The development of integrated real time control to optimise storm water management for the combined sewer system of Rome
Urban Water II
Increasing urbanisation and intensification of human activities are common trends all over the world. The higher portion of impermeable urban surfaces often leads to well known effects on storm water runoff and its polluting potential for receiving waters. Despite the variety of structural solutions and management practices proposed to mitigate the operational and environmental impact of urban runoff, their application on existing drainage systems can often be either ineffective at a

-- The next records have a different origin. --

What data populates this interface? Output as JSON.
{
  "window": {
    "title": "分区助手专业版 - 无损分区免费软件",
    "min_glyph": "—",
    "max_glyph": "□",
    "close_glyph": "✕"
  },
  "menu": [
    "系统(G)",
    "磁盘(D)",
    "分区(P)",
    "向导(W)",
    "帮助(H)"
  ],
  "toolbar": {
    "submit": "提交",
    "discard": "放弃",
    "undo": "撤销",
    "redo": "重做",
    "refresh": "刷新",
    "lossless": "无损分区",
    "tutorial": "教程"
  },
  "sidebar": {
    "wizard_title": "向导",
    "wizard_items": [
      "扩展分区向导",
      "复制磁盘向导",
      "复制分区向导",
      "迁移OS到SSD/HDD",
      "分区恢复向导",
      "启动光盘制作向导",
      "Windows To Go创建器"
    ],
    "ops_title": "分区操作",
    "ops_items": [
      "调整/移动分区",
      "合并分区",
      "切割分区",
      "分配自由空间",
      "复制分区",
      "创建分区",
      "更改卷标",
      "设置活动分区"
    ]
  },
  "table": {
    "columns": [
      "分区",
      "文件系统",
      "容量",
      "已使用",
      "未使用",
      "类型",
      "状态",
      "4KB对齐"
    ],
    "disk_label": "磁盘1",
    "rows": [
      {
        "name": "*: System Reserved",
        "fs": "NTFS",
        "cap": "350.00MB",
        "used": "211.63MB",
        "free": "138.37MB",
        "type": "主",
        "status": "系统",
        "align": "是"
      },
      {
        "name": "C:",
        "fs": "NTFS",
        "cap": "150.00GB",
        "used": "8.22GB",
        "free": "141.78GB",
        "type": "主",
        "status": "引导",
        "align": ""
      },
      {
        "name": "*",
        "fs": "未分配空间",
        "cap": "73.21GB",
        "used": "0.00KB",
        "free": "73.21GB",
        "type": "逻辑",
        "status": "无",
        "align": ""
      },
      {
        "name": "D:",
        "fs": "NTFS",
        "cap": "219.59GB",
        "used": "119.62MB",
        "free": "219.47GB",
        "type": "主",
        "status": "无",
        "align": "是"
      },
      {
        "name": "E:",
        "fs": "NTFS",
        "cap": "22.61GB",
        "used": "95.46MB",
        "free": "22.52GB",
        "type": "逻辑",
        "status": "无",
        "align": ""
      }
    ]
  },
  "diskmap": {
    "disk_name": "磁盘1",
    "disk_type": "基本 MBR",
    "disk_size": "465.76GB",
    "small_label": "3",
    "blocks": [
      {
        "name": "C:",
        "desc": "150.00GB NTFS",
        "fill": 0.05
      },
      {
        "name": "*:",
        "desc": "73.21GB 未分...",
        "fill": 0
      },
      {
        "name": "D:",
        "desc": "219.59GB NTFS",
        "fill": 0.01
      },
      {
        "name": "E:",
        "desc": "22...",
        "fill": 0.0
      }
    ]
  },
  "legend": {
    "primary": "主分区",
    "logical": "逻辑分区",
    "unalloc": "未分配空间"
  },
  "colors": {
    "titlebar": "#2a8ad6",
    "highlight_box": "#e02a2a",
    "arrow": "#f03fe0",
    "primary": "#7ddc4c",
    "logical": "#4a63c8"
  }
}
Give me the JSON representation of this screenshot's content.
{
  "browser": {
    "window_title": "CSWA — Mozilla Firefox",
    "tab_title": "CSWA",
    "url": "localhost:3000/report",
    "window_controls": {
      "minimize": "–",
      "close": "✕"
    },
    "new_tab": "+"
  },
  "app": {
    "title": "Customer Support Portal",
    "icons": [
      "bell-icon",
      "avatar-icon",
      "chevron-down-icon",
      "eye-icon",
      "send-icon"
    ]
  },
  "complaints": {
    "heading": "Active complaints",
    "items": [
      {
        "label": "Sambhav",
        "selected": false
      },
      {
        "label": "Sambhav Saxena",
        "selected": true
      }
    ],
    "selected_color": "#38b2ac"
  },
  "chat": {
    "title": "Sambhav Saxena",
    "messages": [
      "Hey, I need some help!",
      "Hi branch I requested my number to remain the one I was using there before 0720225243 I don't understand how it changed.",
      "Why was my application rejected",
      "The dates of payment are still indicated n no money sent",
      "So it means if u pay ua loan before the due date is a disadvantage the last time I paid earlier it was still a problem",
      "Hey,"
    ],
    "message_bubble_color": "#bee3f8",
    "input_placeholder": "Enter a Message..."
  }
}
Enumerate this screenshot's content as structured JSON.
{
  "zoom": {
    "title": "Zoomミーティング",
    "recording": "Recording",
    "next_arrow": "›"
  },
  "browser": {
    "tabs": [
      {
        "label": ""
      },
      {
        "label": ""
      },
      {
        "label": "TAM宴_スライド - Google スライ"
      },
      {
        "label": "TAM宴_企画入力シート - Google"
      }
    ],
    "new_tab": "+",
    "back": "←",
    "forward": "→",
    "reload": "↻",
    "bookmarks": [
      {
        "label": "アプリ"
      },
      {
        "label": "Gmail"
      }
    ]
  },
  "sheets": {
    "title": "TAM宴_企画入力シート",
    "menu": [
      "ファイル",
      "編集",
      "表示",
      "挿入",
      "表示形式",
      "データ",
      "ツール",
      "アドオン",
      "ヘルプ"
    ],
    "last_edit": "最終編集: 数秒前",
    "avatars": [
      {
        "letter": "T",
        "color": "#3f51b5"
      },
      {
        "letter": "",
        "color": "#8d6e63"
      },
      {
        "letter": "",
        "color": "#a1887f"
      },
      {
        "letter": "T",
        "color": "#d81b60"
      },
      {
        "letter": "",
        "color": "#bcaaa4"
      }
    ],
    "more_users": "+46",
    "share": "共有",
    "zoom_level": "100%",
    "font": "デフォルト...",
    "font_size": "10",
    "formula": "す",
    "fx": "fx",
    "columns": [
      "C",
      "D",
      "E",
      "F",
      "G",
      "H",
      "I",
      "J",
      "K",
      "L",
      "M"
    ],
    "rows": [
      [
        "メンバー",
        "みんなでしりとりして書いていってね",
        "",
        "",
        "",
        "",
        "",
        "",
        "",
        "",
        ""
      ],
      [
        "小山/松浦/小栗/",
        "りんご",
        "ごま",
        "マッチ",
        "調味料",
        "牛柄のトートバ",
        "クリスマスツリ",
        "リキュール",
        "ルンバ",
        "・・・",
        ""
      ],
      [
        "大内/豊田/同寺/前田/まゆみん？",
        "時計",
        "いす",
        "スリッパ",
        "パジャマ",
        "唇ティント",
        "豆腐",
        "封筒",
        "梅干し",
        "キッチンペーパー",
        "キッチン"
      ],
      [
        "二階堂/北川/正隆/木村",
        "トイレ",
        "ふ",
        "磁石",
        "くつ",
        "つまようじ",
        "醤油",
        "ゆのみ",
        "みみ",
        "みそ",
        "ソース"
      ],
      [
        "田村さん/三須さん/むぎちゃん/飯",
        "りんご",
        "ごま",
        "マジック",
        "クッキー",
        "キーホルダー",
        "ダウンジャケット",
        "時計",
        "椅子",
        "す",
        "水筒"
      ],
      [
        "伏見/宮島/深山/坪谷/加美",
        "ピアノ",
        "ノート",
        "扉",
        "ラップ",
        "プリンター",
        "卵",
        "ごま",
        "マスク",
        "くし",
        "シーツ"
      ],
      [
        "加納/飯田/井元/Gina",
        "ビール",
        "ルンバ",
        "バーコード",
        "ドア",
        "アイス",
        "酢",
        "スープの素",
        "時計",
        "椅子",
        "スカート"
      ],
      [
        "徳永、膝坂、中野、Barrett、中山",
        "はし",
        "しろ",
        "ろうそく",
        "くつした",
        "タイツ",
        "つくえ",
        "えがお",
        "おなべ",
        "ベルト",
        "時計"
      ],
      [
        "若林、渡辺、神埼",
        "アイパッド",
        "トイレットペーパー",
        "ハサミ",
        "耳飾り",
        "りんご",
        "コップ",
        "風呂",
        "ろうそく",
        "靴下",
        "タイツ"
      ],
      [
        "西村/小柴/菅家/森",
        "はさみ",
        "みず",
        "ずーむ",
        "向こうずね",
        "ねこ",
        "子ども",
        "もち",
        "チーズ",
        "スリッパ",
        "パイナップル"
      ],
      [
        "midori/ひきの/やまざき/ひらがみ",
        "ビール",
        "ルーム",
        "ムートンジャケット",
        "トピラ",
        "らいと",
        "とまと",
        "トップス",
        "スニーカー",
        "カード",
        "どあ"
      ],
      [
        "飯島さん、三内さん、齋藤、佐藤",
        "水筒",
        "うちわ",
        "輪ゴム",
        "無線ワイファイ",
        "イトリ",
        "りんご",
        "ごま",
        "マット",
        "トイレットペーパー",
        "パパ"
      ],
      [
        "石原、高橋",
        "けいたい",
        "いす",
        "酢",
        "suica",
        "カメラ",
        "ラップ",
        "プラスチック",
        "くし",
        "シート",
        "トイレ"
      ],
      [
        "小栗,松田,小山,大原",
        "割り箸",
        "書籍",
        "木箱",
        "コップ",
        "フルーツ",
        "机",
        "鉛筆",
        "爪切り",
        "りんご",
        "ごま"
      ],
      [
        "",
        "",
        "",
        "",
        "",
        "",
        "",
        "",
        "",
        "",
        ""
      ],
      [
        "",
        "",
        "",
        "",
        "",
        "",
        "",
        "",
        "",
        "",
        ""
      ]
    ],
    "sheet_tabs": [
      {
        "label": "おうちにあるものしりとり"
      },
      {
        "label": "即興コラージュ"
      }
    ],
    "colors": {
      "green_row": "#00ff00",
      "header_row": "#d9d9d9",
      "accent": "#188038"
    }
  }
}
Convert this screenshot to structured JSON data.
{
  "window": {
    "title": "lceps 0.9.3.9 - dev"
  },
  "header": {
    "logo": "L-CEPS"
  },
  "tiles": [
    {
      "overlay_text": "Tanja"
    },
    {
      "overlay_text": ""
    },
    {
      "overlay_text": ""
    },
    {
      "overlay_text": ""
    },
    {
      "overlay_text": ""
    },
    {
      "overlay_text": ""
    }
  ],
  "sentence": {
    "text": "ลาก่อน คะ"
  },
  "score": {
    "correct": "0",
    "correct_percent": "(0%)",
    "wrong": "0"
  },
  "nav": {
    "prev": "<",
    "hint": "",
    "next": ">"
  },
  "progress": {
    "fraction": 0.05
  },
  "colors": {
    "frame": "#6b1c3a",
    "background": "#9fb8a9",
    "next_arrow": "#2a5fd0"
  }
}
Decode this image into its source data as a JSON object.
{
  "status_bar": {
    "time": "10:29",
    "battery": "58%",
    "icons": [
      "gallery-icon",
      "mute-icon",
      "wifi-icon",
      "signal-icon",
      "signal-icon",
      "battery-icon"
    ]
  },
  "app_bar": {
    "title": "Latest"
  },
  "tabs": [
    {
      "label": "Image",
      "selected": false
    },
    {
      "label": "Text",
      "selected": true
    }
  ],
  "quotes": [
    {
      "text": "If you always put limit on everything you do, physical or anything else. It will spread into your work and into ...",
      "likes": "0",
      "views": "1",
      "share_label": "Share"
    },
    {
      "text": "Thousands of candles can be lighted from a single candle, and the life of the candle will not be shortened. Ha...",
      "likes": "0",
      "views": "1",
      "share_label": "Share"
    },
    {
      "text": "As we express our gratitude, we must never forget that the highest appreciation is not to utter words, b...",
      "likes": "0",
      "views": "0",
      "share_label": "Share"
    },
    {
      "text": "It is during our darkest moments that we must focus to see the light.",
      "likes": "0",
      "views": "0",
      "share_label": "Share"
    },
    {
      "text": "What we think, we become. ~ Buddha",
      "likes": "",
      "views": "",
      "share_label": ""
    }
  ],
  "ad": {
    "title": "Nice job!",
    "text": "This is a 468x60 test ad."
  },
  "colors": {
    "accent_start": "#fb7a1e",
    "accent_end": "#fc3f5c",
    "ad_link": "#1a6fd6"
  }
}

... ive at a metropolitan scale or unfeasible for a densely urbanised territory. Among all the proposed alternatives, the real time control (RTC) of drainage systems is proving more and more promising to dynamically regulate the system capacity in response to intense rainfall. The combined sewer network of Rome, historically built with high-capacity pipes to collect storm water from both urban and natural catchments, holds significant potential for RTC of online storage and combined sewer overflows, to optimise the global drainage capacity and reduce the impact of discharges on local river quality. To assess the real benefits, the potential limits and the feasibility of such a system for the city sewers, a pilot study has been conducted on a 3,000 hectare sub-catchment. It involved the development of a fast-response hydrodynamic simulation tool for the sewer network, the definition and evaluation of RTC strategies and the implementation of an environmental integrated telemetry system. As described here, the study has highlighted significant margins for the optimisation of the global network capacity without any major interventions on the physical assets, as well as some critical issues to solve for a fully operational RTC application.